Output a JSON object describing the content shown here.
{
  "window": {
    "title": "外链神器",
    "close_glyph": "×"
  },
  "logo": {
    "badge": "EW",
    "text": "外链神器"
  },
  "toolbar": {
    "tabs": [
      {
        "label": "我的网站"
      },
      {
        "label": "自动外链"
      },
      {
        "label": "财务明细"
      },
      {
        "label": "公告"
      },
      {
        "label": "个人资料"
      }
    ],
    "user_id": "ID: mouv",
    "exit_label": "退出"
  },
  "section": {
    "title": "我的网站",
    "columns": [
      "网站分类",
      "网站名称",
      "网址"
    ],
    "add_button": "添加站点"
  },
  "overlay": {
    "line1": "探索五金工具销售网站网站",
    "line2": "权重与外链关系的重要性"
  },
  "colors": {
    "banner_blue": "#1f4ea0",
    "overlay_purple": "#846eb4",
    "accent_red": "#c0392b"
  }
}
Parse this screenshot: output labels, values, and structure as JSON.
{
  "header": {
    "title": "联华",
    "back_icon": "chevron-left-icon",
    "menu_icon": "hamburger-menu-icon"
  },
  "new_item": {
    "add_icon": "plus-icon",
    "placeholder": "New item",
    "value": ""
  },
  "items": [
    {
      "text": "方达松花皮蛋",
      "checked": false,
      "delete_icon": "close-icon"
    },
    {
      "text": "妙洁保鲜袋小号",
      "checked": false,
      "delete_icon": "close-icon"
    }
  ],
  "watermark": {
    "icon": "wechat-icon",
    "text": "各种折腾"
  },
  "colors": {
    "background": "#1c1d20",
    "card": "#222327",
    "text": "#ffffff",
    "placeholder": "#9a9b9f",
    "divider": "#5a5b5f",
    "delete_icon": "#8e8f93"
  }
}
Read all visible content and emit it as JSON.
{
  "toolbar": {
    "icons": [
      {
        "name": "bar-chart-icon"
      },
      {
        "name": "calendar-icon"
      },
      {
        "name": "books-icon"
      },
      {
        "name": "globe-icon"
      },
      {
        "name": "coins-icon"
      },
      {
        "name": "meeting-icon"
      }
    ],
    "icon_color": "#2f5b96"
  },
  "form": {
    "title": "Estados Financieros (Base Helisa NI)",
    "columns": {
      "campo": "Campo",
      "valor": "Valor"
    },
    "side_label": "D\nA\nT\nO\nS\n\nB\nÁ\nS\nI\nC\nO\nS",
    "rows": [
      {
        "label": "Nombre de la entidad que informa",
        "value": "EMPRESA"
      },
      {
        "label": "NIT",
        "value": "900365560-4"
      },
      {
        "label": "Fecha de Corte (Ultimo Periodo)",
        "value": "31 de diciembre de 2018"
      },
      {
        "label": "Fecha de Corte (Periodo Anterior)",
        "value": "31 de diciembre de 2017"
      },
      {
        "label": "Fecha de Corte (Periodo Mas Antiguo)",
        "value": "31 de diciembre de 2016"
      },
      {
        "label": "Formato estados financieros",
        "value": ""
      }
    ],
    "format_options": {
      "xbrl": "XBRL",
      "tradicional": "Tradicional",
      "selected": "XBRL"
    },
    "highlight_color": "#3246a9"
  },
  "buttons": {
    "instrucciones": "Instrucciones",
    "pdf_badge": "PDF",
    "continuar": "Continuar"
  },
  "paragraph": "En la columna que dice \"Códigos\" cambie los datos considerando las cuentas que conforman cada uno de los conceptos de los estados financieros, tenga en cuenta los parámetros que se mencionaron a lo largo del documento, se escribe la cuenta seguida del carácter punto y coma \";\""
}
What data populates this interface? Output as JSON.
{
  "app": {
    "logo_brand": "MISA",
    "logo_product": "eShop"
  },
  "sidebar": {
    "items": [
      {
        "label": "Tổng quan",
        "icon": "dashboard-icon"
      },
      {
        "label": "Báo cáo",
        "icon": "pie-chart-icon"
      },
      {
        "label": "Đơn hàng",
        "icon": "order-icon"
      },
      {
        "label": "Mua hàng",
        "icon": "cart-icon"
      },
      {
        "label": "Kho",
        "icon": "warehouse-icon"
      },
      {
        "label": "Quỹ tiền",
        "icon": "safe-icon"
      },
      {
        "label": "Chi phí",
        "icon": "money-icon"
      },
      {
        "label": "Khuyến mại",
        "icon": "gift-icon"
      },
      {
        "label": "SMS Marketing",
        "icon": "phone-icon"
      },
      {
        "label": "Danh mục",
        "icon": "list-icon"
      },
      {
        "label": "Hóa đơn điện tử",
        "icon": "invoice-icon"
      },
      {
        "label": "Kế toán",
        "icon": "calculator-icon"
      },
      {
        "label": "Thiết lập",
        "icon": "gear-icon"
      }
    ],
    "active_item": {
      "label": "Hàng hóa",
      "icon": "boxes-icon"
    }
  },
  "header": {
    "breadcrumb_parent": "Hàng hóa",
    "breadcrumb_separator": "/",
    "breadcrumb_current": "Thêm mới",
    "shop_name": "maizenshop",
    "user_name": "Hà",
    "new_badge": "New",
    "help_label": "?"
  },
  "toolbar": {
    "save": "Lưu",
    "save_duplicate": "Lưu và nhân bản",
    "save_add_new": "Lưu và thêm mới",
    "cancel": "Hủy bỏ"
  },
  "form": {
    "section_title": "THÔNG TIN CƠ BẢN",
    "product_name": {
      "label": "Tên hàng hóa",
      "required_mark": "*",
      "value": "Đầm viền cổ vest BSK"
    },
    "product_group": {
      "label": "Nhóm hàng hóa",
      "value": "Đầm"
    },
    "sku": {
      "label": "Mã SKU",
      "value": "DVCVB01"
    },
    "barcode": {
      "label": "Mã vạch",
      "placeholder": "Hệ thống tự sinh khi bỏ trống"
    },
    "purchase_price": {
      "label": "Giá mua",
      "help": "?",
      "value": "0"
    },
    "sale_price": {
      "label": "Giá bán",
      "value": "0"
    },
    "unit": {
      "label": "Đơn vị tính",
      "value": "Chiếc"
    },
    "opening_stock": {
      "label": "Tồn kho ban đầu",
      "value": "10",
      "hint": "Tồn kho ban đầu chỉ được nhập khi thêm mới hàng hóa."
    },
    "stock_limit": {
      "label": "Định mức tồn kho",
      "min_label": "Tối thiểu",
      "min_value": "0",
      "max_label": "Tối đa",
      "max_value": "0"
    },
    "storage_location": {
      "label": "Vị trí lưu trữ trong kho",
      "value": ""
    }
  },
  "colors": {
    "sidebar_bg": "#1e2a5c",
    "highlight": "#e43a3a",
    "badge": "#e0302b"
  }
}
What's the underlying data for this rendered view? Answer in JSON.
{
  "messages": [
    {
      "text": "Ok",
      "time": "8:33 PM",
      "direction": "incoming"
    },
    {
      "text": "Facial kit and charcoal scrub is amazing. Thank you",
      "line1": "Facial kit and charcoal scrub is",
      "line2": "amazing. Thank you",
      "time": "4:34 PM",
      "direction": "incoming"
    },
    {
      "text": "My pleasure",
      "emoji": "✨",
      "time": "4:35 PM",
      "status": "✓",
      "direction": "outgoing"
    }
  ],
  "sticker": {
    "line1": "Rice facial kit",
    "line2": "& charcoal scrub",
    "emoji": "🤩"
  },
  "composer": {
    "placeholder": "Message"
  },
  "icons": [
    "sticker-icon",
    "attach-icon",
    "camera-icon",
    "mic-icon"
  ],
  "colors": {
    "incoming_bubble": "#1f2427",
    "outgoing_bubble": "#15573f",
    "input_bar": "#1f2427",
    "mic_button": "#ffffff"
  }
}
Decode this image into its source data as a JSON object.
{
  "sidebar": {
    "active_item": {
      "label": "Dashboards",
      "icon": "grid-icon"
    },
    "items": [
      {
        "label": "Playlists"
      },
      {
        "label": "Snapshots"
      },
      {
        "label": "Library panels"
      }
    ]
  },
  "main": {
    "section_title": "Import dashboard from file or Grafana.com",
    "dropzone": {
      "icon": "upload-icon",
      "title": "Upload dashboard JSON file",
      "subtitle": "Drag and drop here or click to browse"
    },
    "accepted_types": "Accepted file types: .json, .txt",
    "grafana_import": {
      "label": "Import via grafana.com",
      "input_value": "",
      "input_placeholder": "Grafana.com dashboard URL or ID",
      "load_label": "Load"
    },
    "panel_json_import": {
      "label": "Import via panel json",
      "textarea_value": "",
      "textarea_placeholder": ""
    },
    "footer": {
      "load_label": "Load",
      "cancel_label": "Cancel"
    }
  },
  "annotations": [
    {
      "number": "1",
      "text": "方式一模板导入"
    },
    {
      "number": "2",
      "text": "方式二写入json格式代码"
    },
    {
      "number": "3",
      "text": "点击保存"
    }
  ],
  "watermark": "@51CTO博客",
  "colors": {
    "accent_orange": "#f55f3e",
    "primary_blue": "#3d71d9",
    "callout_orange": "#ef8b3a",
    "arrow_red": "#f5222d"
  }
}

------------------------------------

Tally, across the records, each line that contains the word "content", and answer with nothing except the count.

__Expected answer__. 2